You slice and dice your files in a git repo like a pro and accidentally commit a binary file. It happened to you as well, don’t pretend it didn’t.
Sooner or later you recognizes this file shouldn’t be there, it is clogging your git repo for no reason. OK, you delete the file and commit. But the repo size doesn’t get any smaller. Hm…
Indeed, next time you do
git clone you are wondering why your repo is still megabytes in size, while it has just some source code files?
The thing is, by just deleting the file from your working tree and committing this action you don’t make things any better. This large file still sits somewhere in
.git directory waiting for you to rewind the history back and get it. The problem though is that you want this file gone for good.
All the tags, branches are preserved with this procedure, although I do not guarantee that the workflow will work in your case. Do a backup always.
To see if your repo holds those monster files you can leverage some git commands, but I found this self-contained python script quite a good fit for the purpose:
Nice and easy we get 20 largest files which I have no intention to keep and they make the size of the repo to be in 70MB range with compression. No good.
Now to the fun part, lets remove those files, making our repo fit again!
One problem, though, it’s not that easy. First of all, this operation is very intrusive. As Git stores the commits in a graph fashion, you can’t change some commit in the middle, without rewriting the commits after it.
So be prepared, that all the commits will eventually have new hashes. Evaluate the consequences and implications of it.

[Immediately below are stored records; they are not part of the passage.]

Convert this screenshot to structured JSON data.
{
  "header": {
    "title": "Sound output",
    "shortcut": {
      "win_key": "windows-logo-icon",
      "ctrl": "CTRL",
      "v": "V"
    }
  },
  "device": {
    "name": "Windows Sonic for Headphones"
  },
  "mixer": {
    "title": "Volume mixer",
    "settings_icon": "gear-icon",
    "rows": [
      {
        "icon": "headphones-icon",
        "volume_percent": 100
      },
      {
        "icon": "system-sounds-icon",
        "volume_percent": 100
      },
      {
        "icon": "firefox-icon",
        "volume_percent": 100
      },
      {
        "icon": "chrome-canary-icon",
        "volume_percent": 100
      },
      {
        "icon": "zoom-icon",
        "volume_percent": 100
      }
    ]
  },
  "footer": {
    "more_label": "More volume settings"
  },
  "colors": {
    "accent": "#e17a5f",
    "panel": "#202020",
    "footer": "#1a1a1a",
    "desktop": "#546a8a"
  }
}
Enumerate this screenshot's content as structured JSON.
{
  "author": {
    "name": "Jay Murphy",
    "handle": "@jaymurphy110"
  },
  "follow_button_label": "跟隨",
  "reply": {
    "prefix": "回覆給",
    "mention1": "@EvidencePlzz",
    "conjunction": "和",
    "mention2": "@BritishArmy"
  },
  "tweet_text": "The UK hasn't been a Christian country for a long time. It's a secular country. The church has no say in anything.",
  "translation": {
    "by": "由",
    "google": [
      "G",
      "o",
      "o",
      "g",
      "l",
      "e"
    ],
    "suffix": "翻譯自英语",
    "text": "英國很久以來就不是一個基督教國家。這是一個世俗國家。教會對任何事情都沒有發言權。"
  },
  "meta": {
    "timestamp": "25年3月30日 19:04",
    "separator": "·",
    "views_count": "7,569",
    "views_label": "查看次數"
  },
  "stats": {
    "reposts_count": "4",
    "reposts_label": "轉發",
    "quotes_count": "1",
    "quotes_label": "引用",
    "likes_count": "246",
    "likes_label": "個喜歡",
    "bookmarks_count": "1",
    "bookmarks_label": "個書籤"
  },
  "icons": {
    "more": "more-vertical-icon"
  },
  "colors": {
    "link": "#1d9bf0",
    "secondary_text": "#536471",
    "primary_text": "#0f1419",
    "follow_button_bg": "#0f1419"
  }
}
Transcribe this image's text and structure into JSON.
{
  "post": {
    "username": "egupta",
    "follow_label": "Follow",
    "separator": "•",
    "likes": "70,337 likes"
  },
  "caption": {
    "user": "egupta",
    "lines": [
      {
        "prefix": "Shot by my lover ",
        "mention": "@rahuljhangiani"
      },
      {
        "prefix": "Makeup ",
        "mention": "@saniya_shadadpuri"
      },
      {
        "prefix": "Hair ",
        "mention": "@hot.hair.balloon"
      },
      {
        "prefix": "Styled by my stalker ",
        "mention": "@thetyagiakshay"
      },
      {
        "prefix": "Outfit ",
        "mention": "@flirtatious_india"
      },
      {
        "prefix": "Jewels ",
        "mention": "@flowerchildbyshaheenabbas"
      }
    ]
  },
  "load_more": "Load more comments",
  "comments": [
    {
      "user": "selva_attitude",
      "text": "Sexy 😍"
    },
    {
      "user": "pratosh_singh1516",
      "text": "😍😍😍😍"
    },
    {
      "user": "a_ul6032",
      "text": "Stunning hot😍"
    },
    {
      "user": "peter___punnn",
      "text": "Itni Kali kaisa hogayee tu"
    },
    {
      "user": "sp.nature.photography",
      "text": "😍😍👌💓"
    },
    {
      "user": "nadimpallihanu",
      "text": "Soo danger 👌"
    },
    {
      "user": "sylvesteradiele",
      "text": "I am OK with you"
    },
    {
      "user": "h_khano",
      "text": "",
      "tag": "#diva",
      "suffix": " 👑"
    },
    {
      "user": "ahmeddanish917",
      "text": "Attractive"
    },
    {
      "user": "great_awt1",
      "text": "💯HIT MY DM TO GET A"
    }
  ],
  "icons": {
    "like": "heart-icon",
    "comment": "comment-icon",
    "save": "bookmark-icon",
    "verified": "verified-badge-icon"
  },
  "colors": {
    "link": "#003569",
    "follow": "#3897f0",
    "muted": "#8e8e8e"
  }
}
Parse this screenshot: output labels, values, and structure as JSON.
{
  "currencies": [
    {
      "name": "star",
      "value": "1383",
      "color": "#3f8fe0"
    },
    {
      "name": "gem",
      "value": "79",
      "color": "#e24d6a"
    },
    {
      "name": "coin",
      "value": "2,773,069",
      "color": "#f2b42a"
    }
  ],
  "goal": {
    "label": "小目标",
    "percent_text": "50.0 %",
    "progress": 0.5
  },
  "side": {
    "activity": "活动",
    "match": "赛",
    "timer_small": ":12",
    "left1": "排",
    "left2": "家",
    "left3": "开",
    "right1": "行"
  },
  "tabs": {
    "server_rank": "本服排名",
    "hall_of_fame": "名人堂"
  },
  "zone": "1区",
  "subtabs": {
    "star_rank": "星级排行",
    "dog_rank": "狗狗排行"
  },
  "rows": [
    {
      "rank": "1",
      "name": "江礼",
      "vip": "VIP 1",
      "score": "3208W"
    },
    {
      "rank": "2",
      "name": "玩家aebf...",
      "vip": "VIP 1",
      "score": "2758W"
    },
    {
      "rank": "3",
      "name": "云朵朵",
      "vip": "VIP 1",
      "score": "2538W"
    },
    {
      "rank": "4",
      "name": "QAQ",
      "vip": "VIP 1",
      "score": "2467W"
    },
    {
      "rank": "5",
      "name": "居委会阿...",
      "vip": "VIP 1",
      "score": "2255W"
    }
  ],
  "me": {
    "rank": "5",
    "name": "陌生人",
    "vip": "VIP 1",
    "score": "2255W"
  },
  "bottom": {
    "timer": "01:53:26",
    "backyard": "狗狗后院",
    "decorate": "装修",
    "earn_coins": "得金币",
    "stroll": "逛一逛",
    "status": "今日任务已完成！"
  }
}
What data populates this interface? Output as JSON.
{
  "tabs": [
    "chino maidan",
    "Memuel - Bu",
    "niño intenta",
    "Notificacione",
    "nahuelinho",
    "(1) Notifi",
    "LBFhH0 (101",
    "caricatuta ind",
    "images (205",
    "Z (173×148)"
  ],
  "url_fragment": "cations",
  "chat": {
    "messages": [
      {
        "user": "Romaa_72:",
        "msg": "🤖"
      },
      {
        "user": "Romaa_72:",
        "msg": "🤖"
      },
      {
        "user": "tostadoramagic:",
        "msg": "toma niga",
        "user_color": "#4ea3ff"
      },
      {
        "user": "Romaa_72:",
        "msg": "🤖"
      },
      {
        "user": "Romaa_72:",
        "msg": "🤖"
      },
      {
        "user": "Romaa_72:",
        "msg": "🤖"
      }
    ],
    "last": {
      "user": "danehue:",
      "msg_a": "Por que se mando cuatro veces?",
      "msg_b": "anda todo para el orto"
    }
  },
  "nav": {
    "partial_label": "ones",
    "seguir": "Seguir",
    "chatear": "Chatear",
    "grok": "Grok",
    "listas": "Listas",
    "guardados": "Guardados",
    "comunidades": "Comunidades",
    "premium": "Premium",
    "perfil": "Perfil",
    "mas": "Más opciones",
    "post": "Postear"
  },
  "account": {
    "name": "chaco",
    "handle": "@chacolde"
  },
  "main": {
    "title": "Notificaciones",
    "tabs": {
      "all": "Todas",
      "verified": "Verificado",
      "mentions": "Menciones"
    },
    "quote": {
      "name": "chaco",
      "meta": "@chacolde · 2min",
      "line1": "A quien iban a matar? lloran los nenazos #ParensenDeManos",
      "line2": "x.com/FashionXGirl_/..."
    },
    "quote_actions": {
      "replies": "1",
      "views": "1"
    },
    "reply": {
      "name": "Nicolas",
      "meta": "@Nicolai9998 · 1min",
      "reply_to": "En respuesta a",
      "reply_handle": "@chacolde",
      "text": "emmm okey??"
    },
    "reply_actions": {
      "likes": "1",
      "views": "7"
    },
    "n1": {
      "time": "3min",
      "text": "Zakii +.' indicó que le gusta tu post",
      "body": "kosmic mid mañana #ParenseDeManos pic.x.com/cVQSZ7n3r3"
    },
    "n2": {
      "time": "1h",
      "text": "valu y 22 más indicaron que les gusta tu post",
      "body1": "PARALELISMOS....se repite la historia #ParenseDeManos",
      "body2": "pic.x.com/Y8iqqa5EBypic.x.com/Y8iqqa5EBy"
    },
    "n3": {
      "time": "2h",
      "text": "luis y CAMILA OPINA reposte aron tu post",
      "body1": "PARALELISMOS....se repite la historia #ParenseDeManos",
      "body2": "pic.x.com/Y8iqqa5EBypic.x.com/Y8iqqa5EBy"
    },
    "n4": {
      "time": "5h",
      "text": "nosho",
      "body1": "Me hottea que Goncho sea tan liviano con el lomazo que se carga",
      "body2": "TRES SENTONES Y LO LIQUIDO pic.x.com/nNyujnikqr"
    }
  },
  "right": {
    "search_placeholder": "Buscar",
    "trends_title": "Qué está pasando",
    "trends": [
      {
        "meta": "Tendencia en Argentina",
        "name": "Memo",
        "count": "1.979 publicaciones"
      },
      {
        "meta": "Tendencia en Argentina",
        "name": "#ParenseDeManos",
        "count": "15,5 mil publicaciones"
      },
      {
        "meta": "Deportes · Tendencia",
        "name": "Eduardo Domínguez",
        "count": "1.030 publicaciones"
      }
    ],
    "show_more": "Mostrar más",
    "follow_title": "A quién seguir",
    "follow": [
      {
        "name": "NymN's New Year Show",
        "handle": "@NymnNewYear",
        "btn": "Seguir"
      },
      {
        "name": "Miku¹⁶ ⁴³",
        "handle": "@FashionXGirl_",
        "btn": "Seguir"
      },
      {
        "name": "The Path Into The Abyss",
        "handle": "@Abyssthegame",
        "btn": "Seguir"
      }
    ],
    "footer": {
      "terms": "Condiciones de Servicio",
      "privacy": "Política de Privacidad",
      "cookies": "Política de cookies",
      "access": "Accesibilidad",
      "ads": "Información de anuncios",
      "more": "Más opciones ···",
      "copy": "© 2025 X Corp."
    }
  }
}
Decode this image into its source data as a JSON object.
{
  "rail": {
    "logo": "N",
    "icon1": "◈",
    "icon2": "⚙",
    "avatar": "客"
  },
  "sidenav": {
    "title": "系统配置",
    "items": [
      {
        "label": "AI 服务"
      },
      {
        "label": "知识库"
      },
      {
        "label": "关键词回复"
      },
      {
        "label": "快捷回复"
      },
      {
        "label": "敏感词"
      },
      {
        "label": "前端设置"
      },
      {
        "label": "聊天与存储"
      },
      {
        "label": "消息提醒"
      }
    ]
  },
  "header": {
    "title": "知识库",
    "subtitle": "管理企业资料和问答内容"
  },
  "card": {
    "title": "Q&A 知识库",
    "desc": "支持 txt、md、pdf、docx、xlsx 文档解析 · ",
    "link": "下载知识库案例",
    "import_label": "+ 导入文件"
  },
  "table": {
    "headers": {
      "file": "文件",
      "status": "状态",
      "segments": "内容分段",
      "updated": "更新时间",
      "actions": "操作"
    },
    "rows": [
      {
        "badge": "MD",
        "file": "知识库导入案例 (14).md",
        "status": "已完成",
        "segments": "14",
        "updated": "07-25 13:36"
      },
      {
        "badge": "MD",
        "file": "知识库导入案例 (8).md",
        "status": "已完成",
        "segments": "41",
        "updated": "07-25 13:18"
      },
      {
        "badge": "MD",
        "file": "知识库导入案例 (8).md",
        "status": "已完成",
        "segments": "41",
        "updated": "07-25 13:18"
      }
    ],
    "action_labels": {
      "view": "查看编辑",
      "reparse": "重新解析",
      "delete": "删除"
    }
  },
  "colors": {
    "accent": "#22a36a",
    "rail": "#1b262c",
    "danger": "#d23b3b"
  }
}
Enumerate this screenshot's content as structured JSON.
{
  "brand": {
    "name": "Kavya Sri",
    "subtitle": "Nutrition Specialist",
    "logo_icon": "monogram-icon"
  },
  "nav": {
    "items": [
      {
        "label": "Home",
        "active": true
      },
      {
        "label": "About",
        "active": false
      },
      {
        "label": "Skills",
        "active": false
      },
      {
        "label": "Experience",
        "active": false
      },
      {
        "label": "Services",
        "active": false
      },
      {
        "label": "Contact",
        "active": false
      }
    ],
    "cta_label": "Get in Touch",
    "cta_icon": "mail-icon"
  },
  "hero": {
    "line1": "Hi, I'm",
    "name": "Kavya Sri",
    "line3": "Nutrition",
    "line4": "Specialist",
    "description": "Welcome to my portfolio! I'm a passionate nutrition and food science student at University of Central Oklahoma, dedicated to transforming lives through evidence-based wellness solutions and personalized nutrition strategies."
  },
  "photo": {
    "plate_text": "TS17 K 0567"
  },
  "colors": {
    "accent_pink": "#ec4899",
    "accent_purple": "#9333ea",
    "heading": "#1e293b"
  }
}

If you start searching, you will find many workflows, dating back to early 2000s and git 1.x. I tried them and I regret. Eventually I found the working combination that I tested on two of my repos and they worked flawlessly.
Do a backup of your original repo
Now clone the repo with a
--mirror option. That step is very important. You will have your repo cloned under
<repo-name>.git directory, but you won’t see actual files, instead you will have the git database of this repo.
The actual tool that does the job is called git-filter-repo. It is a successor to git-filter-branch and BFG Repo Cleaner.
Then you can read about the options this script supports, for me I chose the easiest path possible – delete every file that is bigger than X Megabytes. So I entered the directory that appeared after I did
git clone --mirror and executed the following command:
For my no-so-big repo with 500 commits, it finished in under a second. It removed all the files bigger than 3Megs and re-wrote all the commits that were affected by that change.
We are not done yet. Although the files were removed for good, we still need to tell git to run a garbage collection procedure to forget about those missing files:
Now the final part. We are ready to update the remote with our new git history. Interesting enough it is done with a simple
force is needed ¯_(ツ)_/¯